So, the big (non Old Firm soap opera) news in Scottish football is that, after much speculation, St Johnstone’s highly regarded manager Derek McInnes and his assistant Tony Docherty have agreed to take over at Championship side Bristol City. As St Johnstone supporters we are sad to see them both go but wish them both luck. With McInnes having guided Saints to the SFL1 title and re-established the club in the SPL after a 7 year absence, as well as regular strong cup runs, on one of the tightest budgets in the league, it was only a matter of time before he would move on to the next challenge.

Today’s events leave Saints at somewhat of a crossroads. When a manager is sacked, a complete change in approach is usually desirable to help cut out the rot. However when a manager moves on during a successful spell, some level of consistency must be desirable to maintain the momentum. With Docherty having followed McInnes south, the option of appointing the apprentice is removed.

There’s a case to be made that this season’s squad may be Saints’ strongest since that which finised 3rd in the SPL in 1998/99 and went on a European adventure the following season, all achieved under the watch of Sandy Clark who came to the job in similar circumstances to the present after Paul Sturrock was lured away to Dundee United. While I usually give little heed to superstition, it would be nice to experience a similar situation again!

Sturrock, McInnes and his predecessor Owen Coyle all shared in common a number of attributes: little or no managerial experience, but plenty of drive and ambition. Much has been made of chairman Geoff Brown’s success in bringing through young, inexperienced managers with good contact books (a necessity at Saints!), the popular expectation is that this will be the route taken again – though I have fears that this luck may run out eventually. That said, experience is no guarantee of success, and an untried or unkown quantity seems more exciting than the usual names that will be in the mix now that we’re a managerless SPL club rather than a managerless First Division club.

So, while names like Jim Jeffries, Jimmy Calderwood and John Hughes are being thrown into the mix, it’s the more “left-field” (and sometimes fanciful) names that are more interesting; current players Jody Morris and Callum Davidson, club legend and current Arbroath manager Paul “Peanut” Sheerin, Cowdenbeath player-assistant Colin Cameron, Brechin boss Jim Weir, Wigan assistant Graeme Jones …all the way to Rangers veteran Davie Weir (mates with McInnes? likely to want to go into coaching?) and Gary McAllister.

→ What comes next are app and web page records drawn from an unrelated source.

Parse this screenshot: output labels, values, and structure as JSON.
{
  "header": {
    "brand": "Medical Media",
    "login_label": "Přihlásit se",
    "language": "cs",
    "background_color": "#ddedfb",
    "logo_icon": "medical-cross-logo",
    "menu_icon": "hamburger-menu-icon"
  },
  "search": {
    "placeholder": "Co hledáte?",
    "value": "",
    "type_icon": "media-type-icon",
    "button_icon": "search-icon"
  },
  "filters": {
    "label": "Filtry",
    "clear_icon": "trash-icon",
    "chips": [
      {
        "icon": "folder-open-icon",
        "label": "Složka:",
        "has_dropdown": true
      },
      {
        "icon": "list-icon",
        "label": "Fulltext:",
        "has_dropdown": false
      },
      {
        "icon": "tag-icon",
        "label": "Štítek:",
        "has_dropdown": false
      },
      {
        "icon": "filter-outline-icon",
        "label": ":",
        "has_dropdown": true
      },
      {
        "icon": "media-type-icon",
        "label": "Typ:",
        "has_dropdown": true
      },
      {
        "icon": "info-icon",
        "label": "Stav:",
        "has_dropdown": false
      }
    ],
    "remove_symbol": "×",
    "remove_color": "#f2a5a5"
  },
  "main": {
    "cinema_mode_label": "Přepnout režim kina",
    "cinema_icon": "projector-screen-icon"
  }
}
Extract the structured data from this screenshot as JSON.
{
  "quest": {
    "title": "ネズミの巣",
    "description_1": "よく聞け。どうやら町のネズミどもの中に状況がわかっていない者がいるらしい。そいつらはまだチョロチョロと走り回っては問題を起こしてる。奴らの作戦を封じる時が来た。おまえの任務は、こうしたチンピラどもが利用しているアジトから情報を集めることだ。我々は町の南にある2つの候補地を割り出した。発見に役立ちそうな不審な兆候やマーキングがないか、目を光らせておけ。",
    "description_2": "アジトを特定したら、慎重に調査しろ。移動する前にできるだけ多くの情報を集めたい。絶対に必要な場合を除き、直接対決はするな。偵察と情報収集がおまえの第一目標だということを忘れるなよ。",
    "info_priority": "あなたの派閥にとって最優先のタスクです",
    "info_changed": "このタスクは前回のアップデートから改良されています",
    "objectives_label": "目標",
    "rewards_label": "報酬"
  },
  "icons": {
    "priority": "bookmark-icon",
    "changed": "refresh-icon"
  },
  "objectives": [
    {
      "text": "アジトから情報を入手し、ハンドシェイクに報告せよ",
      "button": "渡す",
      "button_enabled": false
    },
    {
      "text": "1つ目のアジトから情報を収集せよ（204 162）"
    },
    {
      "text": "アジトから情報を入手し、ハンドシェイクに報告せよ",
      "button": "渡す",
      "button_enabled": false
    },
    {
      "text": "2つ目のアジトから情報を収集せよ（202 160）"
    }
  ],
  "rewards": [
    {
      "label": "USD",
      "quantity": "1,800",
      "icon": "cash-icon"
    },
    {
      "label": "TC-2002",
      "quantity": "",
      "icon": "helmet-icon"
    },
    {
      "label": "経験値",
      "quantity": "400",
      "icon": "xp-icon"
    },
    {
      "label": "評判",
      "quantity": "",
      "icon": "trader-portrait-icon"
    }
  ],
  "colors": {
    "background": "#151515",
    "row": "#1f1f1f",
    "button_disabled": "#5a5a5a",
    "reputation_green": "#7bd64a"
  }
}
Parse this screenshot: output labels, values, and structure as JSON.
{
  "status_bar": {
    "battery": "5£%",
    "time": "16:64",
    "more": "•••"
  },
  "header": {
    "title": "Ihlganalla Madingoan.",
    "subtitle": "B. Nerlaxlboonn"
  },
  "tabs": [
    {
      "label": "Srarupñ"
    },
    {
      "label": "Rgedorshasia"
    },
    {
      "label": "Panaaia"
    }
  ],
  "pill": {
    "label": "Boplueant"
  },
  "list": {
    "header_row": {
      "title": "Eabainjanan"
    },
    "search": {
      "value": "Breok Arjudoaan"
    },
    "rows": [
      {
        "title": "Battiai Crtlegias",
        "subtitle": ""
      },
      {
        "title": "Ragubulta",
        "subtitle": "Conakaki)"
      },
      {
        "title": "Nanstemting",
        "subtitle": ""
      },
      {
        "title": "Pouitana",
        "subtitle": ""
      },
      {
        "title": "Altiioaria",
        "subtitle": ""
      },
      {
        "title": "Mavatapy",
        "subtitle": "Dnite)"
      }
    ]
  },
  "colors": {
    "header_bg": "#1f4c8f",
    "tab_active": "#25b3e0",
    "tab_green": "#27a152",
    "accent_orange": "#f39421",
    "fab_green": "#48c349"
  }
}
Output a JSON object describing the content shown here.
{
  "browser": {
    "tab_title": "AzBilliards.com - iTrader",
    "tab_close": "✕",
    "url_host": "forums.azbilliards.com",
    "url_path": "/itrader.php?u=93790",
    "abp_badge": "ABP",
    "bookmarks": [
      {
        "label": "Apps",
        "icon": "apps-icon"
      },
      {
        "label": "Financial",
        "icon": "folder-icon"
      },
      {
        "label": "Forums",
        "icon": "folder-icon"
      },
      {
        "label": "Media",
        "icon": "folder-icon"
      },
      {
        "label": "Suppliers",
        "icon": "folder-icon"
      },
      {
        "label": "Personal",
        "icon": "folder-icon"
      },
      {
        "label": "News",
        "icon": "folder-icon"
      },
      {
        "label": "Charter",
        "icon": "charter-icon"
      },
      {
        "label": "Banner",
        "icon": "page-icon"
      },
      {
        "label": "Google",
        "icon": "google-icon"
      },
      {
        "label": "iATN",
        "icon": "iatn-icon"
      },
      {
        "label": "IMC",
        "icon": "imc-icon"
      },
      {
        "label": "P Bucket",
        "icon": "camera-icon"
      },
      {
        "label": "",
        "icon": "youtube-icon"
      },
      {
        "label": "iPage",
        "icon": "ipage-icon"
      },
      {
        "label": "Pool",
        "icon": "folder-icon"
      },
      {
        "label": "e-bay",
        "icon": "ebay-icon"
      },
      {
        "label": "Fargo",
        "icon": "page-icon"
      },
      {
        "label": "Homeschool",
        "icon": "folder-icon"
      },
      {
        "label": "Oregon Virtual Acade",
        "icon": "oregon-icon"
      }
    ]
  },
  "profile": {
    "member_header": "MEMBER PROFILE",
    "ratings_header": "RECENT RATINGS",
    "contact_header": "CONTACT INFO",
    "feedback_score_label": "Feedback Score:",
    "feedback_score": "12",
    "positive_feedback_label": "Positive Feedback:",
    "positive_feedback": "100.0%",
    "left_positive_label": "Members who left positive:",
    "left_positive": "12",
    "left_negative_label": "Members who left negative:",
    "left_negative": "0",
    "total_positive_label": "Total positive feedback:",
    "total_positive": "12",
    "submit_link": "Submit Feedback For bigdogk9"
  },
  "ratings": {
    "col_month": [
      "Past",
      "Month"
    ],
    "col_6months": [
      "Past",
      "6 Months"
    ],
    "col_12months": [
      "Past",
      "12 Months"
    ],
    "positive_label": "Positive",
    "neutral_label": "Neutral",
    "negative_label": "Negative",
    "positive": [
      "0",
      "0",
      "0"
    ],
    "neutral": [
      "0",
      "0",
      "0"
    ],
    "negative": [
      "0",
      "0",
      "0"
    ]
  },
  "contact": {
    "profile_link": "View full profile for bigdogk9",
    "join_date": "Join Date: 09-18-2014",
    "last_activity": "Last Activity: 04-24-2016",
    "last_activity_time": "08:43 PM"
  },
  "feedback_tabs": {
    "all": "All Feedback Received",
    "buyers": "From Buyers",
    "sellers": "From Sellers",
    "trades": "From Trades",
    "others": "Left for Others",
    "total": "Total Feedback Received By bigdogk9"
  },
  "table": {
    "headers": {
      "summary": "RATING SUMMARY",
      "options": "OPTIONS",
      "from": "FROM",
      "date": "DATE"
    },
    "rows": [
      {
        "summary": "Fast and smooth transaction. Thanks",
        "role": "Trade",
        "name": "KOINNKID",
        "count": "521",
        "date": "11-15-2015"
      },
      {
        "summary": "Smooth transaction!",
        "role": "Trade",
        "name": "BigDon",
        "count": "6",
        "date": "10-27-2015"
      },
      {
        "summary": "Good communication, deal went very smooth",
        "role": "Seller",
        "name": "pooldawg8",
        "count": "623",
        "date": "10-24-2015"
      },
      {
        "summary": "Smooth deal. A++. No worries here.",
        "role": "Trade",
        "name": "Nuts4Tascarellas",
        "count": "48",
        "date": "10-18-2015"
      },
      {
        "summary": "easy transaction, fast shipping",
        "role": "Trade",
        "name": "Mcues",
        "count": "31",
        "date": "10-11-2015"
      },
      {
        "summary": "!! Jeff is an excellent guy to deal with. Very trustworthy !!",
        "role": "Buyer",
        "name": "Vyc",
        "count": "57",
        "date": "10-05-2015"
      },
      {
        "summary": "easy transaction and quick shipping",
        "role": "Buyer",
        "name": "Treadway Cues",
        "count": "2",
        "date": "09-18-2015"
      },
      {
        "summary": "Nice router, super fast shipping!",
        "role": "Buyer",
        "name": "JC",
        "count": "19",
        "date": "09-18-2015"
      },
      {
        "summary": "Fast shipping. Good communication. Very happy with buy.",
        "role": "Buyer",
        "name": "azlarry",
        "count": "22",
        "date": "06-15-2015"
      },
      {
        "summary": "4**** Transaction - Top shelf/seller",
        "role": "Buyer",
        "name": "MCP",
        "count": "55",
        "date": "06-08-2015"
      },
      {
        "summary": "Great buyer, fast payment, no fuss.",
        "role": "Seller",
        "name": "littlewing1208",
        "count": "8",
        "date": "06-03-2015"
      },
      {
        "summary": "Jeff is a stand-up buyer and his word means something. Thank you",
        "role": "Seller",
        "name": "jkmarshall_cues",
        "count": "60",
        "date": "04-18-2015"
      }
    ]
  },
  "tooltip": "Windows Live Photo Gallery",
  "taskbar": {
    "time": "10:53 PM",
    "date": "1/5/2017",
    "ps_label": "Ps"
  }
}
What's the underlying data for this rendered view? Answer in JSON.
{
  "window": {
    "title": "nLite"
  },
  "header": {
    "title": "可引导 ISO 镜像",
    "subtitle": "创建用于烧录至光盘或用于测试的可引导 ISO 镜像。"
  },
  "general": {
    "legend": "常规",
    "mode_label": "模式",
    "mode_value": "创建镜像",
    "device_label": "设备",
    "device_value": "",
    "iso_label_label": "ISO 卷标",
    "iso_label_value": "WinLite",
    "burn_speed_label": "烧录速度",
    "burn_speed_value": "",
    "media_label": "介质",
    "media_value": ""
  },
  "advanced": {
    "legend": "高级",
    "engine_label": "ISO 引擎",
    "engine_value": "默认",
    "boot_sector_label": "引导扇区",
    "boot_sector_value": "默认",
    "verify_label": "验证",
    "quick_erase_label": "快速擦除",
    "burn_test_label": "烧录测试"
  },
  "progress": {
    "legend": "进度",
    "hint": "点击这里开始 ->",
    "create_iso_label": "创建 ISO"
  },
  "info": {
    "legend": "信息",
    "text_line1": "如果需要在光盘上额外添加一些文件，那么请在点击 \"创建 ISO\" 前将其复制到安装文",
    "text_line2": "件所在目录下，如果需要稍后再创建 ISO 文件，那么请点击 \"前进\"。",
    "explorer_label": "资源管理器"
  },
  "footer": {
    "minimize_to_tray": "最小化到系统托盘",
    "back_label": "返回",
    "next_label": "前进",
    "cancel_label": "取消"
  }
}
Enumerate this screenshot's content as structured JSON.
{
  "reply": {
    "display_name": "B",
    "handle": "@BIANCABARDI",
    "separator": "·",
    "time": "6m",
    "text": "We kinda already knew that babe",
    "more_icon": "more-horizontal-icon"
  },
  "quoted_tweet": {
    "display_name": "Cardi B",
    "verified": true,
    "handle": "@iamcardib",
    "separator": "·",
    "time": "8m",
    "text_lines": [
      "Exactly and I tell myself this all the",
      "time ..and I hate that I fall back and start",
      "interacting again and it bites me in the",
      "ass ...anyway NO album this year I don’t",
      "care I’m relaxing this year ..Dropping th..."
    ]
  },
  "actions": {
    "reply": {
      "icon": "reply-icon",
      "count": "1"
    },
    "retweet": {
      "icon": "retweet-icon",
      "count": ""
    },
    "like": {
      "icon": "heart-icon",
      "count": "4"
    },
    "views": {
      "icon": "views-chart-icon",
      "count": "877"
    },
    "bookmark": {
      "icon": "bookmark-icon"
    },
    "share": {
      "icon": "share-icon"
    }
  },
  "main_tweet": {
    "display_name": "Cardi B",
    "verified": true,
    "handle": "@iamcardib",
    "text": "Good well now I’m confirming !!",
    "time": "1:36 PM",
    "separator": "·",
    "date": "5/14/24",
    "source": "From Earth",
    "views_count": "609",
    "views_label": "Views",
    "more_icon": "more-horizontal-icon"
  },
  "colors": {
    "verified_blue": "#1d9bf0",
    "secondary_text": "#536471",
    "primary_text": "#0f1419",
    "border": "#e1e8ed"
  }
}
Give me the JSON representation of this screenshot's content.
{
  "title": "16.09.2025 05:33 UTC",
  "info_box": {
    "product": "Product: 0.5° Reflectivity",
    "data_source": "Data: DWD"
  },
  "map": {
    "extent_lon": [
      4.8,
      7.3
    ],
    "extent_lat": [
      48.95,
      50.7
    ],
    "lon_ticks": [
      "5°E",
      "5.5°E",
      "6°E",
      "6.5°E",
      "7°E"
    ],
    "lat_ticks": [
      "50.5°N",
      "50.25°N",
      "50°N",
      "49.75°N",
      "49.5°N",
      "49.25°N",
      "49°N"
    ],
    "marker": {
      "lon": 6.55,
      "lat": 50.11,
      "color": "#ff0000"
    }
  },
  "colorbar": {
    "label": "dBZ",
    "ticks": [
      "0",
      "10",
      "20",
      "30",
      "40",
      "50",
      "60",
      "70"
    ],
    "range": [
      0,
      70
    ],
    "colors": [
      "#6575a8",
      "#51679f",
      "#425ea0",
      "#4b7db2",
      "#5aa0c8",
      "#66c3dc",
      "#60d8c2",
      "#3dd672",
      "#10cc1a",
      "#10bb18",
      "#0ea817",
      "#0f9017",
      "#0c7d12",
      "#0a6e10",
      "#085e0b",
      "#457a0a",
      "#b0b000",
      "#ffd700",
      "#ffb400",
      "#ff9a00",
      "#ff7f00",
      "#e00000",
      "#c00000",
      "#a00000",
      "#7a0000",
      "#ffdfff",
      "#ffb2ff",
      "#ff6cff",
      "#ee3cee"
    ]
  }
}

Frankly, the media lists look like a combination of usual suspects, wishful thinking and a scan of the We are Perth forum.

Interesting times, but there’s still regular business to deal with. Saints travel to local rivals Dundee United on Saturday, with the Tannadice side on a dip of form and questions hanging over the future of manager Peter Houston. Hopefully the current situation at Saints won’t impact on an excellent chance to register a first league win over the Arabs since our return to the SPL – Saints late collapse in the two teams last encounter, surrendering a 3-1 lead to draw 3-3, is still a sore memory. Jody Morris and youth coach Alec Clelland are reported to be in temporary charge for the fixture.

Goodbye and good luck, Del and Doc. Thanks for everything!